> _WHAT YOU ARE ASKED TO DO_
Omit every picture and output the rest of the records exactly as they are.
====== PROVIDED DATA
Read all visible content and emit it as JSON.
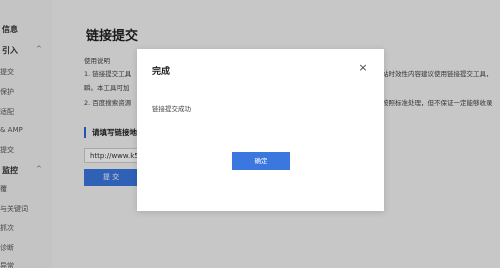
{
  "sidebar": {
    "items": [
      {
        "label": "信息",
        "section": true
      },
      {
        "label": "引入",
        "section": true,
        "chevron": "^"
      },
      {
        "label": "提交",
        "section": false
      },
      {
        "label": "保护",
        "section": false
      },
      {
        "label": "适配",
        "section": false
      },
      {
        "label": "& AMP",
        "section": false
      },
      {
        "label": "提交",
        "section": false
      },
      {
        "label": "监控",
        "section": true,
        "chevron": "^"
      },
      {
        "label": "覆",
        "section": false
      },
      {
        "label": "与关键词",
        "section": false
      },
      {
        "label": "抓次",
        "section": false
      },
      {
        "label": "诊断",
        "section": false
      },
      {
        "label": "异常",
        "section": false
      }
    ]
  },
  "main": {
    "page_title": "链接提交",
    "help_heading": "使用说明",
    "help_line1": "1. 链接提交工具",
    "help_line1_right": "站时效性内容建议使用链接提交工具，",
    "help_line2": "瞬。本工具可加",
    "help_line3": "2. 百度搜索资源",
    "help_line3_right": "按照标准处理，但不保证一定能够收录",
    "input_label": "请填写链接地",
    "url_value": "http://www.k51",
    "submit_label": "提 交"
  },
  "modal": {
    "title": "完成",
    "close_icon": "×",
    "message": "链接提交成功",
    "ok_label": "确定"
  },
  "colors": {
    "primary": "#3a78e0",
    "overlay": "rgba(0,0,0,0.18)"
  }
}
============
> _TASK RESPONSE_
Read all visible content and emit it as JSON.
{
  "sidebar": {
    "items": [
      {
        "label": "信息",
        "section": true
      },
      {
        "label": "引入",
        "section": true,
        "chevron": "^"
      },
      {
        "label": "提交",
        "section": false
      },
      {
        "label": "保护",
        "section": false
      },
      {
        "label": "适配",
        "section": false
      },
      {
        "label": "& AMP",
        "section": false
      },
      {
        "label": "提交",
        "section": false
      },
      {
        "label": "监控",
        "section": true,
        "chevron": "^"
      },
      {
        "label": "覆",
        "section": false
      },
      {
        "label": "与关键词",
        "section": false
      },
      {
        "label": "抓次",
        "section": false
      },
      {
        "label": "诊断",
        "section": false
      },
      {
        "label": "异常",
        "section": false
      }
    ]
  },
  "main": {
    "page_title": "链接提交",
    "help_heading": "使用说明",
    "help_line1": "1. 链接提交工具",
    "help_line1_right": "站时效性内容建议使用链接提交工具，",
    "help_line2": "瞬。本工具可加",
    "help_line3": "2. 百度搜索资源",
    "help_line3_right": "按照标准处理，但不保证一定能够收录",
    "input_label": "请填写链接地",
    "url_value": "http://www.k51",
    "submit_label": "提 交"
  },
  "modal": {
    "title": "完成",
    "close_icon": "×",
    "message": "链接提交成功",
    "ok_label": "确定"
  },
  "colors": {
    "primary": "#3a78e0",
    "overlay": "rgba(0,0,0,0.18)"
  }
}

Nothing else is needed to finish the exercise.